- [Your task]: Where the word "škola" occurs in a line of the listing, please copy the line.

* * *

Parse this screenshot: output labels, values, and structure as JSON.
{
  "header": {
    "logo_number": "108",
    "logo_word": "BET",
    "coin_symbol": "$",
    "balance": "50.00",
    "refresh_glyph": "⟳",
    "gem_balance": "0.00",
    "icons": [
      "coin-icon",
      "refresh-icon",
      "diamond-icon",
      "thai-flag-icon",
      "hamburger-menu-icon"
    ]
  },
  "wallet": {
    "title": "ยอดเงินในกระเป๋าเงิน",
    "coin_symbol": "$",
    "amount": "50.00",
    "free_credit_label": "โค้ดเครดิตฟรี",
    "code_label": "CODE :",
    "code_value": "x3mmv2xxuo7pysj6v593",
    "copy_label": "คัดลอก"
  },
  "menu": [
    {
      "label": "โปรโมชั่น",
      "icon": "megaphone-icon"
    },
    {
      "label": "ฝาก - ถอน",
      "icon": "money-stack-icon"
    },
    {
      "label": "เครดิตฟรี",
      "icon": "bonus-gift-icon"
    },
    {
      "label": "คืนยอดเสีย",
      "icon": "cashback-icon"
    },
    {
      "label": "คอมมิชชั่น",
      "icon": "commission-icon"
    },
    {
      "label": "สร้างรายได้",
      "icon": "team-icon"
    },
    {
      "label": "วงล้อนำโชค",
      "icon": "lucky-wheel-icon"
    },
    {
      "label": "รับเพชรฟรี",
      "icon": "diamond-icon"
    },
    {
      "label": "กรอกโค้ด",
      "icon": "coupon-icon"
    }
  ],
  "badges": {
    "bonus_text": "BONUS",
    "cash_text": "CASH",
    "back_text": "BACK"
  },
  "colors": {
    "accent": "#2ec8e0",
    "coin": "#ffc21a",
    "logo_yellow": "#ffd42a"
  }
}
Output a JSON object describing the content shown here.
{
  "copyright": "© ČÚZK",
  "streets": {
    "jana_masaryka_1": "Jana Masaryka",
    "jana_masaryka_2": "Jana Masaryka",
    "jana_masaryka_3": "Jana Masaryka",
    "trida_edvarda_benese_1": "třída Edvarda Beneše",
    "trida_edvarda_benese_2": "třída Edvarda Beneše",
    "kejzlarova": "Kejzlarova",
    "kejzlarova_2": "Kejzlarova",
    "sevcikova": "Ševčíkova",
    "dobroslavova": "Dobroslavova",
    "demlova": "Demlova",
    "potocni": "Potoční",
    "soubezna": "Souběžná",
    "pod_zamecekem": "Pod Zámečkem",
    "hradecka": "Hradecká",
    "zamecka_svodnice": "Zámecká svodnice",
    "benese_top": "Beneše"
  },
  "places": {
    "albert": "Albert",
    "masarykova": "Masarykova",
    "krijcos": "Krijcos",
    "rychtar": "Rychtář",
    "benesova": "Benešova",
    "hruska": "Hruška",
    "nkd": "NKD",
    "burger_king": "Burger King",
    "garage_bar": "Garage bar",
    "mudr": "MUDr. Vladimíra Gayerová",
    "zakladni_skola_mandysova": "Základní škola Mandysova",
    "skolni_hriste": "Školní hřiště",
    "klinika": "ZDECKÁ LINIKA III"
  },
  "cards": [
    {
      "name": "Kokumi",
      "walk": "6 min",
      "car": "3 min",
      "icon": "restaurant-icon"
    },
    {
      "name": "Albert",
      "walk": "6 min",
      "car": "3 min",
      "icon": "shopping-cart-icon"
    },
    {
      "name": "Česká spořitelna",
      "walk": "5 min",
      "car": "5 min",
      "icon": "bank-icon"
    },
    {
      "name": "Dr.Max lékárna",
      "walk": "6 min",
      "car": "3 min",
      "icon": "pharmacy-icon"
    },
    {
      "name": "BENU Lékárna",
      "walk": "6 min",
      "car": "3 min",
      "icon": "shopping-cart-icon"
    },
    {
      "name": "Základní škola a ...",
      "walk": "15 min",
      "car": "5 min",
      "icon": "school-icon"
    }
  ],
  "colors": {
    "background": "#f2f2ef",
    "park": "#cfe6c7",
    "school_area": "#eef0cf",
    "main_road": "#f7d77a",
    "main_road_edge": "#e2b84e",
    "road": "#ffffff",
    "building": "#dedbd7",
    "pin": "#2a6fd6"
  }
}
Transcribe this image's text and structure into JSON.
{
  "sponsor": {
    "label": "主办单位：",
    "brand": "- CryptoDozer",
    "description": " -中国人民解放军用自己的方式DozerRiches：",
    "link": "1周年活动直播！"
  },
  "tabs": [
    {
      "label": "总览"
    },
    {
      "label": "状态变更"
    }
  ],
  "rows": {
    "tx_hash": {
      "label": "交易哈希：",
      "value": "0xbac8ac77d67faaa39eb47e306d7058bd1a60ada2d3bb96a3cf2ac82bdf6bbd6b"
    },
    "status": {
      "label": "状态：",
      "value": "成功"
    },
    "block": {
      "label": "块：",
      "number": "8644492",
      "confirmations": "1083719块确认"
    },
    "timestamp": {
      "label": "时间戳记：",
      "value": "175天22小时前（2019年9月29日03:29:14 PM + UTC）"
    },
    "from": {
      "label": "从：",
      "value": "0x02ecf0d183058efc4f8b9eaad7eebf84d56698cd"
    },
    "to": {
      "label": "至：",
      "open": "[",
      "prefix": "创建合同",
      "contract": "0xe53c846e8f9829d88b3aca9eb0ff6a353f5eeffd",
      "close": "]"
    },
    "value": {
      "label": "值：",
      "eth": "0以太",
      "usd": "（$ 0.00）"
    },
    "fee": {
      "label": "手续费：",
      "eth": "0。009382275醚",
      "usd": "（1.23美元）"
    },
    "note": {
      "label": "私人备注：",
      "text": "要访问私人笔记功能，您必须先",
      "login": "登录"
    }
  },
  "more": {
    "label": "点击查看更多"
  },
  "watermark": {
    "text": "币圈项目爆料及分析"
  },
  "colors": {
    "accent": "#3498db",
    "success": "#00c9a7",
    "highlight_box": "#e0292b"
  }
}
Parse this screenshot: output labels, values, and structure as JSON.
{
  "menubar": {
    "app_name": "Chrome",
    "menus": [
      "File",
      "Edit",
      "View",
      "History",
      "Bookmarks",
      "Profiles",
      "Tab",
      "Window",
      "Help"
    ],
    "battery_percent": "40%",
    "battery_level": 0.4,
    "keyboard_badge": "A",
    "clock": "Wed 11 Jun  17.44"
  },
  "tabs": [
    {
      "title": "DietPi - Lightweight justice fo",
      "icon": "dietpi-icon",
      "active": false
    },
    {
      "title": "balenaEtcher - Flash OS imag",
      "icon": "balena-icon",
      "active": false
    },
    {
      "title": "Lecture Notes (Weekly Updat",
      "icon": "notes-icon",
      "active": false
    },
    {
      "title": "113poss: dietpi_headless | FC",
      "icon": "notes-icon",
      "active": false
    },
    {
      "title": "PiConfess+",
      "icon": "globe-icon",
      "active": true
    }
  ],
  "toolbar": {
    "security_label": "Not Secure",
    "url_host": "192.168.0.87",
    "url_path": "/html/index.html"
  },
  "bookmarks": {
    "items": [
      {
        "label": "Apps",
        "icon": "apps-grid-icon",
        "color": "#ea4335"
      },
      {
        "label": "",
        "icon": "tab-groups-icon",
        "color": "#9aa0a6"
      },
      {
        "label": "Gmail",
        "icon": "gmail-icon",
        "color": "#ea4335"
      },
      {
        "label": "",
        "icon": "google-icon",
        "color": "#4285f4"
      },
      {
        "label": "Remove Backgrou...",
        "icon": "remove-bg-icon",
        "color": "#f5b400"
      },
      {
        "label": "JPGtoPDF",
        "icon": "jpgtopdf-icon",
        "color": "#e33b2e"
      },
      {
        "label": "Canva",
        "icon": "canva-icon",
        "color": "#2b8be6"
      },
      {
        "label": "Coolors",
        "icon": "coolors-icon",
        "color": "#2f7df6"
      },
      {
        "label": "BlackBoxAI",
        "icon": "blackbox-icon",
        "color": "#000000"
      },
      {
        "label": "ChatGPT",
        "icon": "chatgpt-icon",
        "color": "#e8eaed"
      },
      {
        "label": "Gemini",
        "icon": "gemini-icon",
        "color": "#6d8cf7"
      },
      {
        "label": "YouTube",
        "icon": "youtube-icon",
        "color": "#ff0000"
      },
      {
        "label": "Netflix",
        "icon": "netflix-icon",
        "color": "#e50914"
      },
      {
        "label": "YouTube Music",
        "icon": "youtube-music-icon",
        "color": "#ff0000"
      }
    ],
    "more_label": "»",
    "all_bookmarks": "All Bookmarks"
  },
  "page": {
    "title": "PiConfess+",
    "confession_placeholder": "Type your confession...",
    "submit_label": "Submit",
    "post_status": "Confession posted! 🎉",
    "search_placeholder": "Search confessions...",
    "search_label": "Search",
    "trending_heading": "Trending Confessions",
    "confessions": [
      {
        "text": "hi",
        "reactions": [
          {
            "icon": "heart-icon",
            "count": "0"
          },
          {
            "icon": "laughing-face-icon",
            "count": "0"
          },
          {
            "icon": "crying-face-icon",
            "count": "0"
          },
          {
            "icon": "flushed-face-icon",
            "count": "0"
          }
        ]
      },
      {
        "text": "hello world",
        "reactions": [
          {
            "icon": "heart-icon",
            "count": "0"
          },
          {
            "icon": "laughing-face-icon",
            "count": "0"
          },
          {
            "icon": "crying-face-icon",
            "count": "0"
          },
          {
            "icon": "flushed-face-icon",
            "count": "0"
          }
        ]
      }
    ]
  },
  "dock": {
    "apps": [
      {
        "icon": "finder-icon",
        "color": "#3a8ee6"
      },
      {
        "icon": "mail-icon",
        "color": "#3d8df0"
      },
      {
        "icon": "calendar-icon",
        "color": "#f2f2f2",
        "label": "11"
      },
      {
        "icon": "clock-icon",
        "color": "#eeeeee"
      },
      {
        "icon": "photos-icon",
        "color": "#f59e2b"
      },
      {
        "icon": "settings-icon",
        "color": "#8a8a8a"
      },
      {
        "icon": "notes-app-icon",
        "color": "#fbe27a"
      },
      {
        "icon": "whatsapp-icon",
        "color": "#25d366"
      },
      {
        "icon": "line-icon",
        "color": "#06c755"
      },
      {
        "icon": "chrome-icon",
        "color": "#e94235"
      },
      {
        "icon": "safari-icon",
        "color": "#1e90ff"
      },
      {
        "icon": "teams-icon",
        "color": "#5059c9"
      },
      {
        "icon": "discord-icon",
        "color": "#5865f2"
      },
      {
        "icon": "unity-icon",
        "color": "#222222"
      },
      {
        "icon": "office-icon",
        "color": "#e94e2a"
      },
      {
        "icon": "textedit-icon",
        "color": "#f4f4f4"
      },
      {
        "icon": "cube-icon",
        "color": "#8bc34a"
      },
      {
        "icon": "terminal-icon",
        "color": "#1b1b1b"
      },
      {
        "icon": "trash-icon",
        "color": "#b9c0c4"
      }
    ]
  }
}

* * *

- [Result]:
    "zakladni_skola_mandysova": "Základní škola Mandysova",
      "name": "Základní škola a ...",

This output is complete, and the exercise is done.